Excerpts from an interface dataset
:::
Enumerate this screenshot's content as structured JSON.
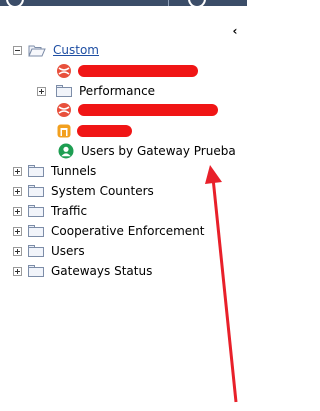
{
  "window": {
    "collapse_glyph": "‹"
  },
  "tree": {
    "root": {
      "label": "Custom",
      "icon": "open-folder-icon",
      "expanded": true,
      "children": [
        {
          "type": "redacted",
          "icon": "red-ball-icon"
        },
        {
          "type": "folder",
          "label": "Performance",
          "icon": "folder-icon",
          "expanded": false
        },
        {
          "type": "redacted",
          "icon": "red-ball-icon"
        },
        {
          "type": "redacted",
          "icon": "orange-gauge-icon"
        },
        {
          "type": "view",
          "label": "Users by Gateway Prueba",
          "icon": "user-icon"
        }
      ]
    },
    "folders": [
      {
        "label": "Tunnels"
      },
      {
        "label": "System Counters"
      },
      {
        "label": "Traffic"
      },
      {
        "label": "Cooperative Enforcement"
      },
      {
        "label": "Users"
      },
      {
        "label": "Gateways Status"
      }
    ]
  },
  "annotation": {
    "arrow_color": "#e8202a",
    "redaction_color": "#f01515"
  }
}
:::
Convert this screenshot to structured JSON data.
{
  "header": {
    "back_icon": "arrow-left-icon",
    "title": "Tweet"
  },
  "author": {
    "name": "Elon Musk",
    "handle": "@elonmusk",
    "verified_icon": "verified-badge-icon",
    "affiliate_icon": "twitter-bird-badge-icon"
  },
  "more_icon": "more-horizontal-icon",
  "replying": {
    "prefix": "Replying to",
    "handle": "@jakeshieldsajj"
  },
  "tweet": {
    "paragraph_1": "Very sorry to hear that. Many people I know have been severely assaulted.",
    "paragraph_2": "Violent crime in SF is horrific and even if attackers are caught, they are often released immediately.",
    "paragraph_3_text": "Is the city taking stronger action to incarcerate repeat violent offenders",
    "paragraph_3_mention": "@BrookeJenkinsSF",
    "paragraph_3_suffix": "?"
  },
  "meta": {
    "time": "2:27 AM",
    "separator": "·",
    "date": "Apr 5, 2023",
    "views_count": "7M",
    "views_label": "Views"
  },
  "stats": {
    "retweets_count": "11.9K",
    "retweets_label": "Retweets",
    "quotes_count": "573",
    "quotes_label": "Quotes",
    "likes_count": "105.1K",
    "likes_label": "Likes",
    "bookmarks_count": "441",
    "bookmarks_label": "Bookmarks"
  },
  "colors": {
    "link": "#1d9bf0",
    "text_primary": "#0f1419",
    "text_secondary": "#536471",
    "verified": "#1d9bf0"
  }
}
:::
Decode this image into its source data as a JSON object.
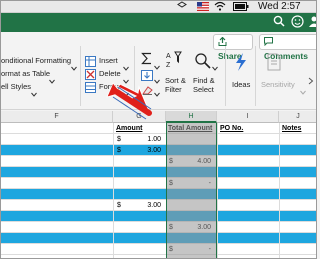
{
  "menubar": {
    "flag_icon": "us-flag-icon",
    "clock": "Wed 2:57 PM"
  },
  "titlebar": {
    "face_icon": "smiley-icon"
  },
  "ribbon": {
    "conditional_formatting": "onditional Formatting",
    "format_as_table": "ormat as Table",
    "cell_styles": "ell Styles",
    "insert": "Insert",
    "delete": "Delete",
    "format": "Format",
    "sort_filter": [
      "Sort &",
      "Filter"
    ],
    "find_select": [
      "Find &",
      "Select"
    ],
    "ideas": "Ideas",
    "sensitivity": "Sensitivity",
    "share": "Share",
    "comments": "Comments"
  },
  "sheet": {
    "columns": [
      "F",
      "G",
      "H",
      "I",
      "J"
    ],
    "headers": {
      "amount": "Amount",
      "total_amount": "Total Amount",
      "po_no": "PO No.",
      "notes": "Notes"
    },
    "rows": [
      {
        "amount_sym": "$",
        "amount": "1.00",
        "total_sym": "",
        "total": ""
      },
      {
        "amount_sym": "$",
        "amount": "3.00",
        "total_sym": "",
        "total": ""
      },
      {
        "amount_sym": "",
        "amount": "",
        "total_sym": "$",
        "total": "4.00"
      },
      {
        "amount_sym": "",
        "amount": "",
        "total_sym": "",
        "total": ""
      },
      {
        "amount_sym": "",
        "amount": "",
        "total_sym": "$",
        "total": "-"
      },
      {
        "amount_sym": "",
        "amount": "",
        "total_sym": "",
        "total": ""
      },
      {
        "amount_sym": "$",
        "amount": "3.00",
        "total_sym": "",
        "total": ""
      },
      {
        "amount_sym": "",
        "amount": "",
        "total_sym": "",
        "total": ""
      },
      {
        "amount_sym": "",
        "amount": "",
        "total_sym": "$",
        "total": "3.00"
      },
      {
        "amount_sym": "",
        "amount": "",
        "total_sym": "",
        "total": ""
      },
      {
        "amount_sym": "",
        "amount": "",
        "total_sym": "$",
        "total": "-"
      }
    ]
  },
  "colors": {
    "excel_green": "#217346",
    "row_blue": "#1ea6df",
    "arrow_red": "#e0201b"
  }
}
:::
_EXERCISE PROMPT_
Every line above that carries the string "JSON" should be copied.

_RESULT OF THE EXERCISE_
Enumerate this screenshot's content as structured JSON.
Convert this screenshot to structured JSON data.
Decode this image into its source data as a JSON object.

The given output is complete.